▸ **PROBLEM**
Take each line from the entries that holds "Designer" and copy it out.

*** Opening DATA SECTION ***

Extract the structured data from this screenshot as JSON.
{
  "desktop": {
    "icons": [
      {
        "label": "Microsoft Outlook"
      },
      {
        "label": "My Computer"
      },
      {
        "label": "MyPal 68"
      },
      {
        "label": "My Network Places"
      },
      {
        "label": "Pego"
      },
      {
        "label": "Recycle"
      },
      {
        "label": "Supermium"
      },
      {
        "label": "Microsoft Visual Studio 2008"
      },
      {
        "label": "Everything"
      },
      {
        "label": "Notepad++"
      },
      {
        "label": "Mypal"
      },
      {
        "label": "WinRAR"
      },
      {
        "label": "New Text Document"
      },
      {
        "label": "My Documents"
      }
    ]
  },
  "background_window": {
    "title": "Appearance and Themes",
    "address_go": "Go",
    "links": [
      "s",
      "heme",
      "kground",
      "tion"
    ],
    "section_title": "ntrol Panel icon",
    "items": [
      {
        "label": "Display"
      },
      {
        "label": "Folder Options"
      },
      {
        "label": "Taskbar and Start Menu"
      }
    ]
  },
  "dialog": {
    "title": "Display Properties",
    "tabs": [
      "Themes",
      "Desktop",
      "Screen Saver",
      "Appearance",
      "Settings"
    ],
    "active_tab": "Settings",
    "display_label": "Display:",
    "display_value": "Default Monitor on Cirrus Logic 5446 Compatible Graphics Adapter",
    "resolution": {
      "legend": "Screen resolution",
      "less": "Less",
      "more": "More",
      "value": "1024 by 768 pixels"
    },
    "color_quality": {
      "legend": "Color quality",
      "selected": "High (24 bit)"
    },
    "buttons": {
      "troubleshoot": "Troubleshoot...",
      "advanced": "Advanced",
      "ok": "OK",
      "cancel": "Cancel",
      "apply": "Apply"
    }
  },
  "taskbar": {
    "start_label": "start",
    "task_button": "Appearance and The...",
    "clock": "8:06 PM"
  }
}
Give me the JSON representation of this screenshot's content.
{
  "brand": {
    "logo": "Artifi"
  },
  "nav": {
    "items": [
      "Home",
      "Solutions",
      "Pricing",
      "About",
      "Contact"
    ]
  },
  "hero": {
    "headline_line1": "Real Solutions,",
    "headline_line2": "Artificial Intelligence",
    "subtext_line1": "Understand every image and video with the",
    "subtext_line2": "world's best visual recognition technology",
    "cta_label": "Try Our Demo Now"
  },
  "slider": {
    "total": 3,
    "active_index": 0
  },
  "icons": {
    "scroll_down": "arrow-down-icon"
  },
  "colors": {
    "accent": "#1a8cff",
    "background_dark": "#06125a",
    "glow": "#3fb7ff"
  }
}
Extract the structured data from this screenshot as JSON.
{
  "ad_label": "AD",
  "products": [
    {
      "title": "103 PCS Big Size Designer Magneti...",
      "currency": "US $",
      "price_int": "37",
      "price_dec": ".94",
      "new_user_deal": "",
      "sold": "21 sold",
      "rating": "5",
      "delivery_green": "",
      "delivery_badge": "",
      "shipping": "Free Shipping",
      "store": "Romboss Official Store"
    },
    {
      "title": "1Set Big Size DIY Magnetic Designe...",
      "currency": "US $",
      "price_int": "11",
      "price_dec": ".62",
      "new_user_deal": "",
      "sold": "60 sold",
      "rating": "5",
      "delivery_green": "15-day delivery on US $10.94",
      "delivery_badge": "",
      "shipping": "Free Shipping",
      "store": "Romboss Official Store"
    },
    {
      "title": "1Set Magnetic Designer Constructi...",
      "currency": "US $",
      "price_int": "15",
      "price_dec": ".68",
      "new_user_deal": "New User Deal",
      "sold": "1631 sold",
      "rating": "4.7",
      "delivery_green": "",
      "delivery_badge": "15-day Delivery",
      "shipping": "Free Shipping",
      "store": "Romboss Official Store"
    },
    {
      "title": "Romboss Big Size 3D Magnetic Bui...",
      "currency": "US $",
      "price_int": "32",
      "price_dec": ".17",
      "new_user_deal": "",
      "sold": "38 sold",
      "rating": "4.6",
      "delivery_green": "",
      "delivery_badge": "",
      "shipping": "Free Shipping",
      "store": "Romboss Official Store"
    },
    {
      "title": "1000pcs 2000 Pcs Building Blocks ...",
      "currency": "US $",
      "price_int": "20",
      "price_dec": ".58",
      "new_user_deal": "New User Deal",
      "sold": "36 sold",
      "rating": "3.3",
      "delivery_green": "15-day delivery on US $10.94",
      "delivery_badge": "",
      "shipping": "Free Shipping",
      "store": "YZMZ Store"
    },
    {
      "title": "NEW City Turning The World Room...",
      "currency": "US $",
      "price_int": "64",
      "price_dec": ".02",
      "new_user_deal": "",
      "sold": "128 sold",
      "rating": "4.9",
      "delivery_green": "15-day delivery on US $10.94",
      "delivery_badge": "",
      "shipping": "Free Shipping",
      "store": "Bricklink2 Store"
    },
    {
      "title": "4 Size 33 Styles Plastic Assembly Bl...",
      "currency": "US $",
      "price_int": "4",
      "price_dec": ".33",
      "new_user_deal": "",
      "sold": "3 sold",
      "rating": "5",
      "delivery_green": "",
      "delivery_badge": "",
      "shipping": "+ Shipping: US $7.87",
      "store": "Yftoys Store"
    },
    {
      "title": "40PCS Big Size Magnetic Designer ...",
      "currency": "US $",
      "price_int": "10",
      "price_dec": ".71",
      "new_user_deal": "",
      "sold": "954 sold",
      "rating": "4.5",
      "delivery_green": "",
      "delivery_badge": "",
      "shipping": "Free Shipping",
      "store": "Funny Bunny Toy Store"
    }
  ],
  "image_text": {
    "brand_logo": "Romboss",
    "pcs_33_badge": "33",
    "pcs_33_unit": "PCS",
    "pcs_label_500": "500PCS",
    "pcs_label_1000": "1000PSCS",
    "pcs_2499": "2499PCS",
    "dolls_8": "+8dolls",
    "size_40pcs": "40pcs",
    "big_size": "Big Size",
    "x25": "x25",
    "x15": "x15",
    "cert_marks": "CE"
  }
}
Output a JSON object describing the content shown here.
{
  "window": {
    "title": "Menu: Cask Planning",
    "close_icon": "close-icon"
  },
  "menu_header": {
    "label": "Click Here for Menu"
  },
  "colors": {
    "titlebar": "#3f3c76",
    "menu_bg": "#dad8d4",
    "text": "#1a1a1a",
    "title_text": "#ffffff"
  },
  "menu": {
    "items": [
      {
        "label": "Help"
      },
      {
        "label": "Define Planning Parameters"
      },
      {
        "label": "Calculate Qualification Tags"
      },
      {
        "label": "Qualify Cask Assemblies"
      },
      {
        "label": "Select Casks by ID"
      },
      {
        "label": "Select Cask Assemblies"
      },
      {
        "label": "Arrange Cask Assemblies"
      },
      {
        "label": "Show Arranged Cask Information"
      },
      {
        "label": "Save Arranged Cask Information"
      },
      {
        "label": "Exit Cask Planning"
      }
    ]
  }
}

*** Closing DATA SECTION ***

▸ **YOUR SOLUTION**
      "title": "103 PCS Big Size Designer Magneti...",
      "title": "1Set Magnetic Designer Constructi...",
      "title": "40PCS Big Size Magnetic Designer ...",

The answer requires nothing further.